PN leadership contender Chris Said said his vision for an economy was one that the country could sustain in the long-term, enables individuals to move forward, is built on the concept of solidarity and works for all

paul_cocks
Paul Cocks
11 August 2017, 12:50pm
Said said that if he became PN leader, the party would no longer ruin its reputation to secure unsustainable investment
Said said that if he became PN leader, the party would no longer ruin its reputation to secure unsustainable investment
The Nationalist Party’s economic policy must revolve around the family, which should be the starting point of any discussion on the future of the country’s economy, PN leadership contender Chris Said has said.

In a statement, Said – who is contesting the PN leadership with Adrian Delia, Alex Perici Calascione and Frank Portelli – said that under his leadership, the party would build an economic strategy around the needs of the family, the aspirations of professionals and skilled workers, business people and self-employed, youths and pensioners, students, children and those who currently struggle most to land a job.

His vision for an economy that revolves around the family is one that the country could sustain in the long-term, enables individuals to move forward, is built on the concept of solidarity, reaches pensioners as much as grandchildren, and one that works for all.

Business-friendly

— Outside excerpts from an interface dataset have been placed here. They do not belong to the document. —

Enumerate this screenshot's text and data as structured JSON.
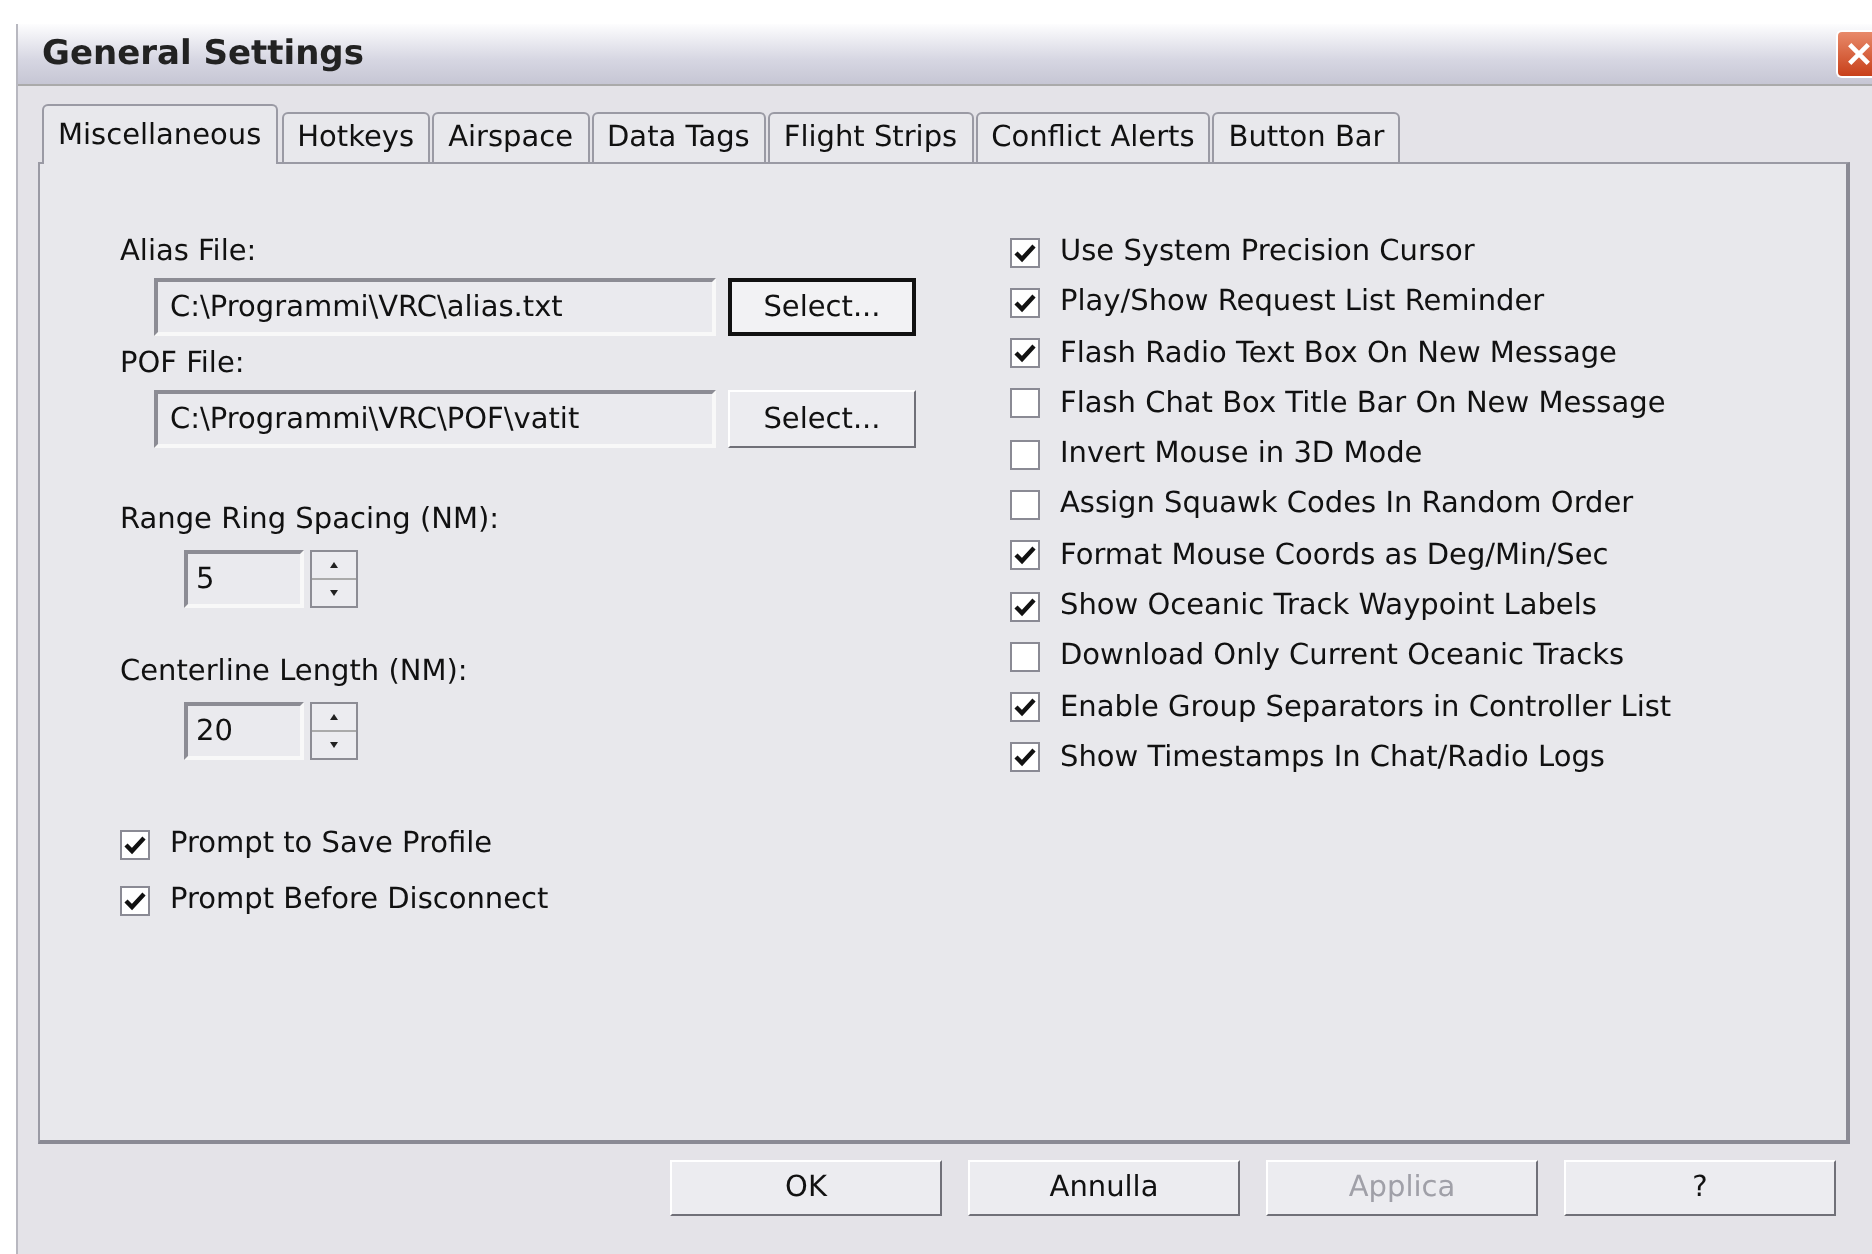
{
  "window": {
    "title": "General Settings"
  },
  "tabs": [
    {
      "label": "Miscellaneous",
      "selected": true
    },
    {
      "label": "Hotkeys",
      "selected": false
    },
    {
      "label": "Airspace",
      "selected": false
    },
    {
      "label": "Data Tags",
      "selected": false
    },
    {
      "label": "Flight Strips",
      "selected": false
    },
    {
      "label": "Conflict Alerts",
      "selected": false
    },
    {
      "label": "Button Bar",
      "selected": false
    }
  ],
  "files": [
    {
      "label": "Alias File:",
      "value": "C:\\Programmi\\VRC\\alias.txt",
      "button": "Select...",
      "focused": true
    },
    {
      "label": "POF File:",
      "value": "C:\\Programmi\\VRC\\POF\\vatit",
      "button": "Select...",
      "focused": false
    }
  ],
  "spinners": [
    {
      "label": "Range Ring Spacing (NM):",
      "value": "5"
    },
    {
      "label": "Centerline Length (NM):",
      "value": "20"
    }
  ],
  "left_options": [
    {
      "label": "Prompt to Save Profile",
      "checked": true
    },
    {
      "label": "Prompt Before Disconnect",
      "checked": true
    }
  ],
  "right_options": [
    {
      "label": "Use System Precision Cursor",
      "checked": true
    },
    {
      "label": "Play/Show Request List Reminder",
      "checked": true
    },
    {
      "label": "Flash Radio Text Box On New Message",
      "checked": true
    },
    {
      "label": "Flash Chat Box Title Bar On New Message",
      "checked": false
    },
    {
      "label": "Invert Mouse in 3D Mode",
      "checked": false
    },
    {
      "label": "Assign Squawk Codes In Random Order",
      "checked": false
    },
    {
      "label": "Format Mouse Coords as Deg/Min/Sec",
      "checked": true
    },
    {
      "label": "Show Oceanic Track Waypoint Labels",
      "checked": true
    },
    {
      "label": "Download Only Current Oceanic Tracks",
      "checked": false
    },
    {
      "label": "Enable Group Separators in Controller List",
      "checked": true
    },
    {
      "label": "Show Timestamps In Chat/Radio Logs",
      "checked": true
    }
  ],
  "buttons": [
    {
      "label": "OK",
      "disabled": false
    },
    {
      "label": "Annulla",
      "disabled": false
    },
    {
      "label": "Applica",
      "disabled": true
    },
    {
      "label": "?",
      "disabled": false
    }
  ]
}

Said said he wants the PN to build an economy where every individual can reach her or his potential, be they employers or employees, new graduates or skilled workers looking for new challenges.

“The Nationalist Party was always a business-friendly party and we must remain so,” he said. “Yet, with me at the helm of the party the Nationalist Party will not be friendly with any business seeking profits at the expense of workers’ rights, equality, standards and dignity.”

Solidarity as a fundamental principle

Said insisted that under his leadership, the PN would develop a strategy through which wealth would reach everyone.

“We need to understand our duty towards those from whom we have inherited this country,” he said. “Pensioners need to be treated with respect; their contribution needs to be celebrated and their hard work rewarded.”

An economy that works for the people

Said said his vision was of an economy that does not consider young people merely as consumers and said a future Nationalist government would the natural partner of all young people as they invest in the future.

“It is also our duty as a party to tackle poverty but, first, we need to understand it, as it is not enough to tackle ‘traditional’ poverty,” he said. “We must also address new forms of poverty that many often ignore, a child leaving school without numeracy and literacy is a poor child, a single mother juggling two jobs to make ends meet with no time to spend with her child, is a poor woman, a society that tolerates abuse is a poor society.”

Said vowed to ensure solidarity remain a guiding principle for the party’s economic policy, working for the people, and not the other way round.

Investment and reputation

Said said that a future Nationalist Government would attract foreign investment through its reputation, instead of ruining its reputation to attract unsustainable investment.

“We will value what is right and not what is quick. We cannot strengthen our economy unless we strengthen our country’s reputation,” he said. “Sustainability must remain key for our children to find a striving economy upon leaving school fifteen or twenty years later.”

As leader of the PN, Said would ensure that the economic policy saveguard the country’s natural environment, believing that ruining whatever is left of the natural environment in the name of progress is short-sighted and outright irresponsible.

paul_cocks
Paul Cocks joined MaltaToday after having spent years working in newspapers with The Times...